Reasons Why It’s Harder for Women to Get into Politics
Though it is slowly changing, there is still a disparity between men and women in politics. Research shows that there are many factors why it’s harder for women to get into politics. This blog post will explore three primary reasons why this is the case. First, we’ll look at the obstacles that face women when they consider running for office. Second, we’ll discuss the unique challenges that come with being a woman politician. Finally, we’ll examine ways to encourage more women to enter politics. Stay tuned!
Barriers all women in politics face
Politics has always been a field dominated by men. However, more and more women have expressed an interest in running for office in recent years. Despite this progress, women still face many challenges when getting elected. Here are just a few of the reasons why it’s harder for women to get into politics:
- Women are less likely to be recruited to run for office.
- They often receive less financial support from donors.
- The media tends to focus on their appearance more than their qualifications.
- They often face sexism and discrimination from fellow candidates and voters.
- There are fewer female role models in politics, making it difficult for young girls to see themselves in politics.
Breaking gender barriers for young women politics
If you had asked me ten years ago if I saw myself working in politics, I would have laughed in your face. Back then, politics was a boy’s club where women were grossly underrepresented. However, thanks to the hard work of trailblazers like Hillary Clinton and Sarah Palin, that is starting to change. Young women are beginning to see that they can achieve anything they set their minds to, regardless of gender. Next, I will discuss how young women break down gender barriers in the political arena. Stay tuned!

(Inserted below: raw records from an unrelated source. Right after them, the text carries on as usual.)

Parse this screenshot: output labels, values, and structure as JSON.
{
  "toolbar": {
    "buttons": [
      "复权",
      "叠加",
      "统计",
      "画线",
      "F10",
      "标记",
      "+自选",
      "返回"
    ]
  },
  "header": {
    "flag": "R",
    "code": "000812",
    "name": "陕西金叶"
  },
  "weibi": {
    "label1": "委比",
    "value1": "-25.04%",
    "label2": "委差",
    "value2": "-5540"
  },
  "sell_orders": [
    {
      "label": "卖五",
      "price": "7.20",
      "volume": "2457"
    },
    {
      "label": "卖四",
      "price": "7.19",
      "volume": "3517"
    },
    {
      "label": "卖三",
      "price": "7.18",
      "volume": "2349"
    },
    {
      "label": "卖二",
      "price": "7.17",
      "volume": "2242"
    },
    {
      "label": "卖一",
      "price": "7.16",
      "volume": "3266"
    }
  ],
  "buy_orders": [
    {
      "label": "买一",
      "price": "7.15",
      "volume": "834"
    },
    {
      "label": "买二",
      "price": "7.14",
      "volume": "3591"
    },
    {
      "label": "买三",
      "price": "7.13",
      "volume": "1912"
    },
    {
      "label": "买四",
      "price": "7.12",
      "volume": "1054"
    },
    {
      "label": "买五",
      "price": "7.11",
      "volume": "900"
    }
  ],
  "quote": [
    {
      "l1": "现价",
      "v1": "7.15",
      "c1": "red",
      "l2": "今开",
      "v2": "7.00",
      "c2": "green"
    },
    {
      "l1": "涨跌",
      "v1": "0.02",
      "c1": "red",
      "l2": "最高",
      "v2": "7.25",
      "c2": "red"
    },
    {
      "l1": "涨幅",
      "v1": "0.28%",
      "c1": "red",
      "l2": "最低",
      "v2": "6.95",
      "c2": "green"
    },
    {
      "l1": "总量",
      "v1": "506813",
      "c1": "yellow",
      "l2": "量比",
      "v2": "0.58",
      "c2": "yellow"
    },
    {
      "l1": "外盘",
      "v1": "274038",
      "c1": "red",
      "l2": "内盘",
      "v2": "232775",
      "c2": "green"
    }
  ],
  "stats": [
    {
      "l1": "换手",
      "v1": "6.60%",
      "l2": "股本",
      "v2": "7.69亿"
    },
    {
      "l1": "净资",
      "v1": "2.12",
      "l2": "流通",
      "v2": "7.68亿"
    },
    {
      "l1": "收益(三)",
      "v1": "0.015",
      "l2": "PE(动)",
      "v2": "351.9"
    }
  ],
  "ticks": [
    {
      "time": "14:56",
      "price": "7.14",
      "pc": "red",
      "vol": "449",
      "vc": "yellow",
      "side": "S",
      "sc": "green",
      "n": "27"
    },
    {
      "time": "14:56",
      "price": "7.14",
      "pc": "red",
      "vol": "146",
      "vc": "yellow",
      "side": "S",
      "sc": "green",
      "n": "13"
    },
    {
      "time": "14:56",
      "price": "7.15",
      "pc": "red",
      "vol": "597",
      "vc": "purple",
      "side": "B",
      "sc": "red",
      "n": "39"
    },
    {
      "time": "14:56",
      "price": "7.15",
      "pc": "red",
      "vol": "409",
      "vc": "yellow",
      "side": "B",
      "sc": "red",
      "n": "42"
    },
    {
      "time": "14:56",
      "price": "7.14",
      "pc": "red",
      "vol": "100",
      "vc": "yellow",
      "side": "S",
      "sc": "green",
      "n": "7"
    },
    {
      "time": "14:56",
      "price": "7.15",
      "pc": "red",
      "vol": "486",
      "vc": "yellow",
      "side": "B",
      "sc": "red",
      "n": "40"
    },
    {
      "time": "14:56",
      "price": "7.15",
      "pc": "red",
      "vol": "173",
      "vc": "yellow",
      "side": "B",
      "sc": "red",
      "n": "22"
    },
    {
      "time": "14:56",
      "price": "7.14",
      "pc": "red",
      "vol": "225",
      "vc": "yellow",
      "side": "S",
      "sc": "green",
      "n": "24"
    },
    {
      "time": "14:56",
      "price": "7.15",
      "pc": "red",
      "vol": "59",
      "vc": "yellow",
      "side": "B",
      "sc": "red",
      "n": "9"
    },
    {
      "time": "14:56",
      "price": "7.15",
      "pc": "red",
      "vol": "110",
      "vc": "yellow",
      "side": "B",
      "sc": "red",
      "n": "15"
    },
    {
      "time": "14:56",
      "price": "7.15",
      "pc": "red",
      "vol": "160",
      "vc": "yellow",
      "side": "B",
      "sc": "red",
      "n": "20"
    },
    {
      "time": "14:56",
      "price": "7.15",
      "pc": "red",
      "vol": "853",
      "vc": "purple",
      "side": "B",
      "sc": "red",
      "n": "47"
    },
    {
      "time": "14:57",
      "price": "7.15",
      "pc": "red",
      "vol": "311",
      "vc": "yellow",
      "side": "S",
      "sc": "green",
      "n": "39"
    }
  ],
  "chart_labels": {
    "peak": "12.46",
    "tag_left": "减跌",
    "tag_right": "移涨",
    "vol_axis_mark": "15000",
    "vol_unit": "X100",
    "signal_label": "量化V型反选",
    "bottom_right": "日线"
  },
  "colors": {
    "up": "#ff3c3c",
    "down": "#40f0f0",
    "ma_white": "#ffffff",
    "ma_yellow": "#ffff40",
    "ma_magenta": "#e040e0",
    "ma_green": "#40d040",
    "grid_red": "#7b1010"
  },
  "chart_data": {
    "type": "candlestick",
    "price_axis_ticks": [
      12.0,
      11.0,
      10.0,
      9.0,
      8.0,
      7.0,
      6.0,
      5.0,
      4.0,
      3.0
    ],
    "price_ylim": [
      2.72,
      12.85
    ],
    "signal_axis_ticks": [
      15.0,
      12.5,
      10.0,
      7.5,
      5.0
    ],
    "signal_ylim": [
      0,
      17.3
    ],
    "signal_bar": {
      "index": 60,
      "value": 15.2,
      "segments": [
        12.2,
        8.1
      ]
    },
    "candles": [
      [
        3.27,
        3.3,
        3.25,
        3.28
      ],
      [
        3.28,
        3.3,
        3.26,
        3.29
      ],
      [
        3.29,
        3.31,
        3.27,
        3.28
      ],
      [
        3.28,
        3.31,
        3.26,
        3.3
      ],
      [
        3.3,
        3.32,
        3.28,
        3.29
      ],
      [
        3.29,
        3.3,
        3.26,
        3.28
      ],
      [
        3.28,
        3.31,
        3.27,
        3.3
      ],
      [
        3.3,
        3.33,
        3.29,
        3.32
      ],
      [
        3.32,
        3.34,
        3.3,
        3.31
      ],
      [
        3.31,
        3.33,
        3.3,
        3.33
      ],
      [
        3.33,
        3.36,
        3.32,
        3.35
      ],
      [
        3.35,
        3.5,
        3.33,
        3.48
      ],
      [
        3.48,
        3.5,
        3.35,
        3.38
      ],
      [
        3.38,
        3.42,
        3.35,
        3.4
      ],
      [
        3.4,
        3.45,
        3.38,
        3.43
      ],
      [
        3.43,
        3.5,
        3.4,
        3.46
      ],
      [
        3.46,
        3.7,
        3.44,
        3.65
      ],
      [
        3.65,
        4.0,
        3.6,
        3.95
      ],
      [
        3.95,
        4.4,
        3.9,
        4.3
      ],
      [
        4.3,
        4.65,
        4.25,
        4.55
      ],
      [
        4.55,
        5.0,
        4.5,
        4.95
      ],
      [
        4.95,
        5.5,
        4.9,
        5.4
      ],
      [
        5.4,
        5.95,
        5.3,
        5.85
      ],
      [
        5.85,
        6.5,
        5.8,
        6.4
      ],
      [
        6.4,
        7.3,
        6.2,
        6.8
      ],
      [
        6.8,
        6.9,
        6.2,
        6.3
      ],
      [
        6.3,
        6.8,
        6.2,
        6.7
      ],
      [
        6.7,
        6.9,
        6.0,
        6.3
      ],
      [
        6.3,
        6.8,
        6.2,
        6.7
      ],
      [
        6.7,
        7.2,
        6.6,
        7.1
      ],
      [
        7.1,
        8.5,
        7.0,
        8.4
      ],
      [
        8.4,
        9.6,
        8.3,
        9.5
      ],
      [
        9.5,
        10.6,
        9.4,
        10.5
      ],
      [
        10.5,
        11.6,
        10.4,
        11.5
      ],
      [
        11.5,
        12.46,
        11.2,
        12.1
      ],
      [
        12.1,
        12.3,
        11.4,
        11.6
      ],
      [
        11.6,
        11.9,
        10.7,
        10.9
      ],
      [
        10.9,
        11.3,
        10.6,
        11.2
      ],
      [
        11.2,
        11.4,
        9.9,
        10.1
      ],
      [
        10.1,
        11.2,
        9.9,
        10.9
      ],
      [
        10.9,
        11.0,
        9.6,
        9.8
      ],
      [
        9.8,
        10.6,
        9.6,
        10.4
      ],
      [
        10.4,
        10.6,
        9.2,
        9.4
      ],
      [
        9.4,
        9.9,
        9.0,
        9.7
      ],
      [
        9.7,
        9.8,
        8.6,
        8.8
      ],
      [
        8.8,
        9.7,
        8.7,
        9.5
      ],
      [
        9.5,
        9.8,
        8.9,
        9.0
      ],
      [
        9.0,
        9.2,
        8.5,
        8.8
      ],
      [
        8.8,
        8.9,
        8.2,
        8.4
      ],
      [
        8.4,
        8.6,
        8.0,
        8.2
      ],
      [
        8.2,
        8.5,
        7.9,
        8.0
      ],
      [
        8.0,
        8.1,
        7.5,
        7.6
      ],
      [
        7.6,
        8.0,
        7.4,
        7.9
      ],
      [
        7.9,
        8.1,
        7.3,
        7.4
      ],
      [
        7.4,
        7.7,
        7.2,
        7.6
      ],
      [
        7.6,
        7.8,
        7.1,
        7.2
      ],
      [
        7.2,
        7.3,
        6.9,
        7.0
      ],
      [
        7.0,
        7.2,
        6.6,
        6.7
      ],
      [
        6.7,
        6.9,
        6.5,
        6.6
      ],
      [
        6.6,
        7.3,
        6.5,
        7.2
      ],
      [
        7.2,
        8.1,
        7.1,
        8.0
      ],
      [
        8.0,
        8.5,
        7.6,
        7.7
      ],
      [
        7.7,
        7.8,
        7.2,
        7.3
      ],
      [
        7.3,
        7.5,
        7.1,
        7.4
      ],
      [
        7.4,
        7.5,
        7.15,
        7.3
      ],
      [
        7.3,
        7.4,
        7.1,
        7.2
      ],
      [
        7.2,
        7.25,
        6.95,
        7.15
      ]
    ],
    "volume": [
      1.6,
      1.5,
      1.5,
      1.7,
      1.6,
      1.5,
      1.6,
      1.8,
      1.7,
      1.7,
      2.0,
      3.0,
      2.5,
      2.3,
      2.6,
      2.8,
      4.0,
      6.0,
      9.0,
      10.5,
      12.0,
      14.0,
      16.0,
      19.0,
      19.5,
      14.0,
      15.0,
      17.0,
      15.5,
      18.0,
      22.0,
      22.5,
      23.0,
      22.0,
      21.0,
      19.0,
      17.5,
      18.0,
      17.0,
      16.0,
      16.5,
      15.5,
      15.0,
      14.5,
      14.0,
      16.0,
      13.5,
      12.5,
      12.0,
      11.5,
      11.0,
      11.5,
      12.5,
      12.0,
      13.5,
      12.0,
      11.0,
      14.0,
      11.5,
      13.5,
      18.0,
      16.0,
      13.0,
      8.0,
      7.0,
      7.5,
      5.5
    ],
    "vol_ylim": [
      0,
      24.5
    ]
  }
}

Despite the strides women have made in politics over the years, there continues to be a gender disparity in terms of who is getting elected to office. Studies show that young women are far less likely than their male counterparts to consider running for office, and when they decide to run, they often face more obstacles and challenges along the way. To encourage more young women to enter into politics, we need to break down these barriers and create a more inclusive environment. This means providing young women with role models and mentors and arming them with the tools and resources they need to succeed. We also need to change the broader cultural landscape by challenging negative stereotypes and assumptions about women’s qualifications and capabilities.